The first prominent and probably the most dominant Kundavai in the entire chola reign was certainly Rajaraja’s sister, who was immortalized in tamil literature by Amarar Kalk.
The name Kundavai originated from Andhra .But she was not the first Kundavai. It was Arinjaya chola’s wife who was the first Kundavai. Out of his respect for her, Parantaka Sundara Chola named his daughter as Kundavai and this was followed by Rajaraja, who named his daughter, in turn, as Kundavai out of his extreme regards for his sister.
So, the Kundavai list is :
- Mudhal Kundavai Arinjaya’s wife
- Irandam Kundavai Rajaraja’s sister and the most prominent
- Moondram Kundavai One who married Chalukyan prince Vimaladitya
Thanjavur temple inscriptions says wrote:Vallavaraiyar Vandhiyathevar Pirattiyar Aazhvar Parantakan Kundavai Pirattiyar
This is how one of the most powerful ladies of the ancient chola kingdom gets her introduction in the famous Thanjavur temple inscriptions. Pirattiyar, Most of the royal ladies are referred to as the wives of so and so.
common usage wrote:Udaiyar Raajaraja devarin nampiraatiyar Dandhi Sakthi Vitankiyar
Aazhvar, this term only used to signify vaishnavaite saints who lived 2 to 3 centuries before cholas.
Why this lady was given such a title ? No other royal lady or male, either before or after kundavai was ever awarded such a title. So what does this title really mean? Is it a title given with a religious sense ? May not be, because she was a truely royal lady with no specific attachment to a given religion. She built only 4 temples : One saivaite, One vaishnavite (Sundarach chozha vinnagarm) one buddhist and one jain (Sundarach chozhap perumpalli), probably all the 4 in the name of her father.
There was one more kundavai in the chola clan before this current kundavai, she was called veeman kundavai. She was from east chalukiyas.
In order to distinguish herself from her senior, our kundavai called herself “Paraantakan Kundavai”, tagging her most beloved father’s name with her name. The love between daughter and king as portrayed in Ponniyin selvan is no fiction, she builds sundarach chozha vinnagaram, sundarach chozha vinnagara aadhura saalai (hospital) and even donates idols of her parents to periya koil temple.
There is one very significant point about Kundavai Piratti and Rajaraja relationship, Rajaraja had great respect for his sister and that their love was not one sided. There are numerous inscriptions to prove this.
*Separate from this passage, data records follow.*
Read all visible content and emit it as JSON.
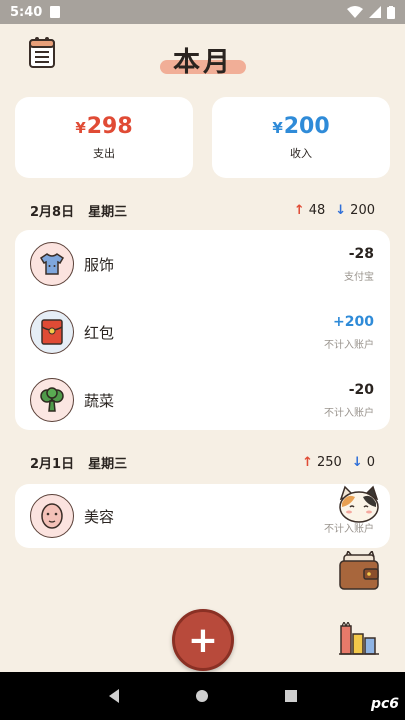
{
  "status_bar": {
    "time": "5:40"
  },
  "header": {
    "title": "本月"
  },
  "summary": {
    "expense": {
      "amount": "298",
      "currency": "¥",
      "label": "支出"
    },
    "income": {
      "amount": "200",
      "currency": "¥",
      "label": "收入"
    }
  },
  "days": [
    {
      "date": "2月8日",
      "weekday": "星期三",
      "up_arrow": "↑",
      "up": "48",
      "down_arrow": "↓",
      "down": "200",
      "transactions": [
        {
          "name": "服饰",
          "amount": "-28",
          "sub": "支付宝",
          "icon": "clothing-icon"
        },
        {
          "name": "红包",
          "amount": "+200",
          "sub": "不计入账户",
          "icon": "red-envelope-icon"
        },
        {
          "name": "蔬菜",
          "amount": "-20",
          "sub": "不计入账户",
          "icon": "vegetable-icon"
        }
      ]
    },
    {
      "date": "2月1日",
      "weekday": "星期三",
      "up_arrow": "↑",
      "up": "250",
      "down_arrow": "↓",
      "down": "0",
      "transactions": [
        {
          "name": "美容",
          "amount": "",
          "sub": "不计入账户",
          "icon": "beauty-icon"
        }
      ]
    }
  ],
  "fab": {
    "label": "+"
  },
  "watermark": "pc6",
  "colors": {
    "background": "#f6efe4",
    "expense": "#e04b35",
    "income": "#2f8bd8",
    "fab": "#b84a3b"
  }
}
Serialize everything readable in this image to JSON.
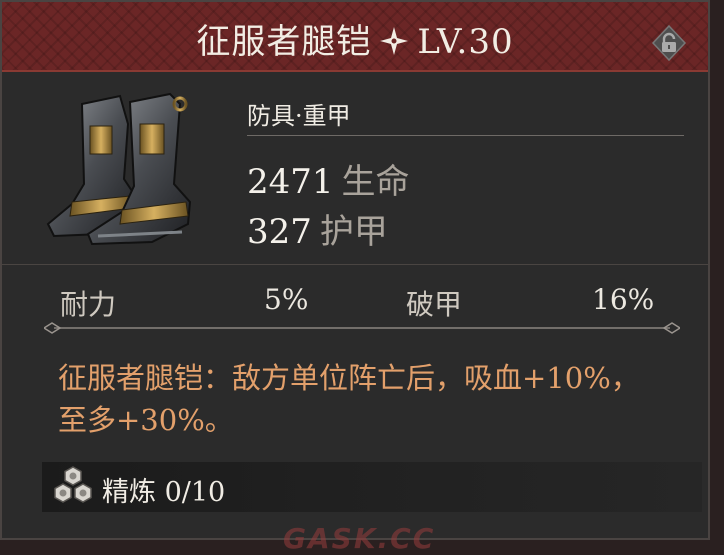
{
  "header": {
    "name": "征服者腿铠",
    "level": "LV.30",
    "star_icon": "four-point-star-icon",
    "lock_icon": "padlock-icon"
  },
  "item": {
    "icon": "armored-boots-icon",
    "type": "防具·重甲",
    "stats": [
      {
        "value": "2471",
        "label": "生命"
      },
      {
        "value": "327",
        "label": "护甲"
      }
    ]
  },
  "attributes": [
    {
      "label": "耐力",
      "value": "5%"
    },
    {
      "label": "破甲",
      "value": "16%"
    }
  ],
  "description": "征服者腿铠：敌方单位阵亡后，吸血+10%，至多+30%。",
  "refine": {
    "icon": "refine-hexagons-icon",
    "label": "精炼",
    "value": "0/10"
  },
  "watermark": "GASK.CC",
  "colors": {
    "header_bg": "#6b2626",
    "panel_bg": "#2b2b2b",
    "desc_text": "#e3a06b"
  }
}
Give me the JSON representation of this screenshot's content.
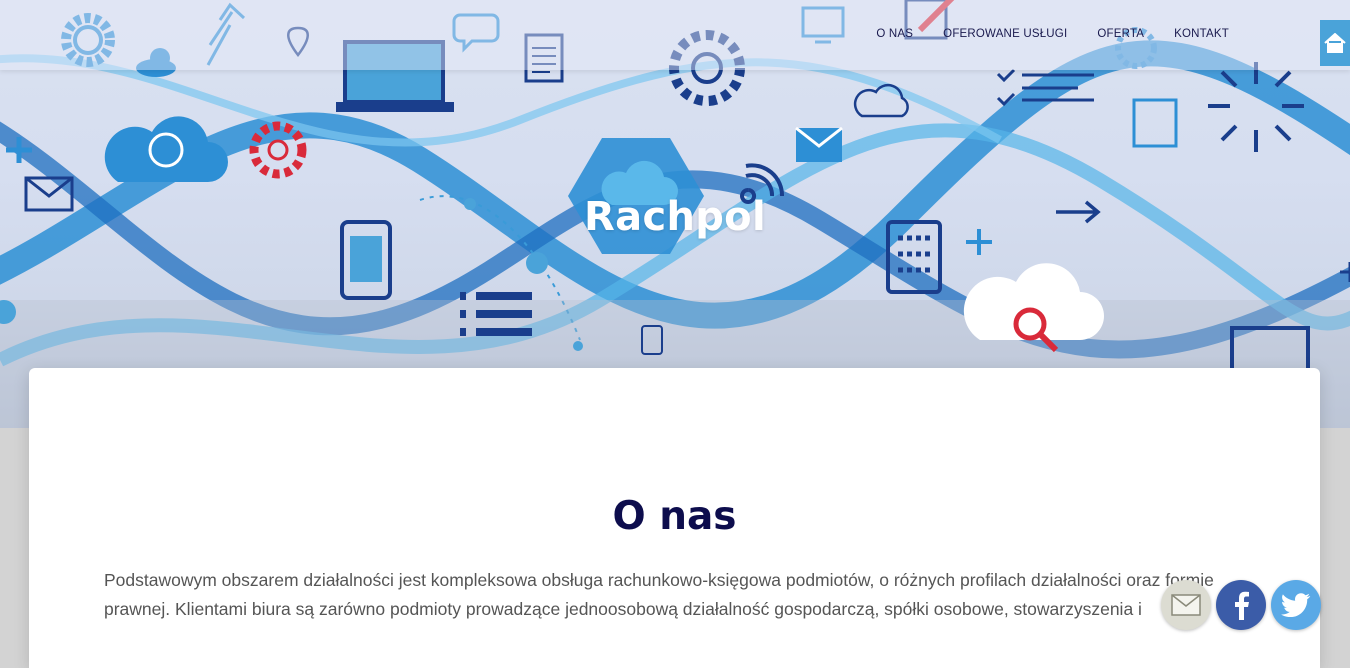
{
  "nav": {
    "items": [
      "O nas",
      "Oferowane usługi",
      "Oferta",
      "Kontakt"
    ]
  },
  "hero": {
    "title": "Rachpol"
  },
  "about": {
    "heading": "O nas",
    "body": "Podstawowym obszarem działalności jest kompleksowa obsługa rachunkowo-księgowa podmiotów, o różnych profilach działalności oraz formie prawnej. Klientami biura są zarówno podmioty prowadzące jednoosobową działalność gospodarczą, spółki osobowe, stowarzyszenia i"
  },
  "social": {
    "icons": [
      "email-icon",
      "facebook-icon",
      "twitter-icon"
    ]
  },
  "colors": {
    "accent_blue": "#2d8fd5",
    "dark_navy": "#0d0d4d",
    "red_icon": "#d92a3a",
    "facebook": "#3b5ca8",
    "twitter": "#5aa9e6"
  }
}
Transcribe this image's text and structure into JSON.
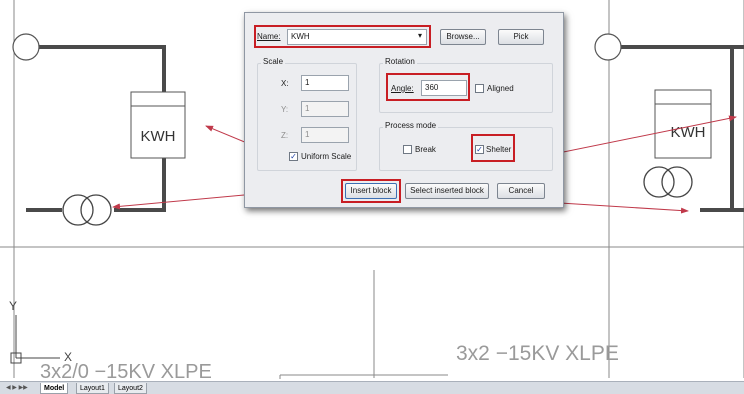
{
  "drawing": {
    "kwh_left": "KWH",
    "kwh_right": "KWH",
    "cable_left": "3x2/0 −15KV XLPE",
    "cable_right": "3x2  −15KV  XLPE",
    "ucs_x": "X",
    "ucs_y": "Y"
  },
  "dialog": {
    "name_label": "Name:",
    "name_value": "KWH",
    "browse_label": "Browse...",
    "pick_label": "Pick",
    "scale": {
      "title": "Scale",
      "x_label": "X:",
      "x_value": "1",
      "y_label": "Y:",
      "y_value": "1",
      "z_label": "Z:",
      "z_value": "1",
      "uniform_label": "Uniform Scale",
      "uniform_checked": true
    },
    "rotation": {
      "title": "Rotation",
      "angle_label": "Angle:",
      "angle_value": "360",
      "aligned_label": "Aligned",
      "aligned_checked": false
    },
    "process_mode": {
      "title": "Process mode",
      "break_label": "Break",
      "break_checked": false,
      "shelter_label": "Shelter",
      "shelter_checked": true
    },
    "insert_label": "Insert block",
    "select_inserted_label": "Select inserted block",
    "cancel_label": "Cancel"
  },
  "tabs": {
    "model": "Model",
    "layout1": "Layout1",
    "layout2": "Layout2"
  },
  "colors": {
    "annotation": "#c81e24",
    "arrow": "#c0394a",
    "wall": "#4a4a4a"
  }
}
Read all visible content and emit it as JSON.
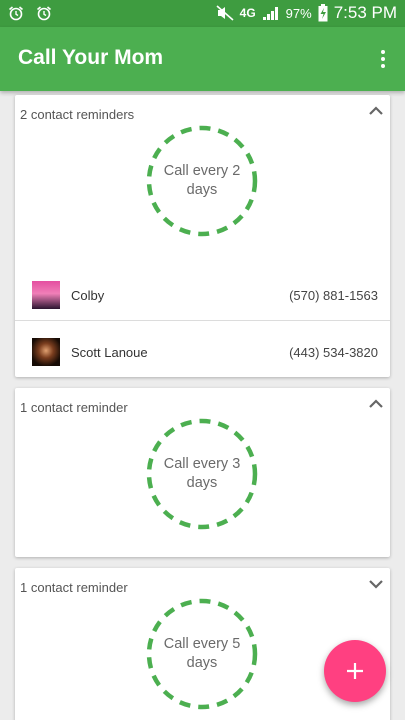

Kundavai specifically donated many things to Dakshina Meru Vitankar of Raajarajeswaram(Periya Koil)? and her contributions are only next to that of Rajaraja, none of his queens come next but kundavai.
Even in the famous “Naam kuduthanavum” inscription of Tanjore big temple, it is his sister’ who comes first, not his queens or anyboday else.
[quote=Naam kuduthanavum inscription of Tanjore big temple”]Naam kuduthanavum nam akkaan kuduthanavum nam pendugal koduthanavum koduthar koduthanavum[/quote]
So there can be no doubt that the sister – brother relationship was very special and what has been portrayed in Ponniyin Selvan,in this respect is all but truth. That tells the power this lady enjoyed in the kingdom, she gives enormous offerings in gold to periyakoil, establishing her financial strength.
The major contributions of periyakoil were carefully monitored. Not all could give anything even though the could afford. When it was rajaraja who presents the main utsava idol Dakshinameeru vitankarana aadavallar it is kundavai who is permitted to present aUmadevito this vigraha.
Just by analyzing who has made which contribution, one is able to realize the order of power in Rajaraja’s time.
inscription in thirukovillur temple wrote:…raajarajan ennum puliyai payandha pon maan..
surandha mulaip paal magavodu piriyath thaiyal….
based on the assumption that the child is Arumozhi, probably Kundavai could have raised Rajaraja and that could be one of the reasons for their love and affections.
With respect to Vanthiyathevan, except the big temple inscription, there is no reference to both of them together in any other inscriptions.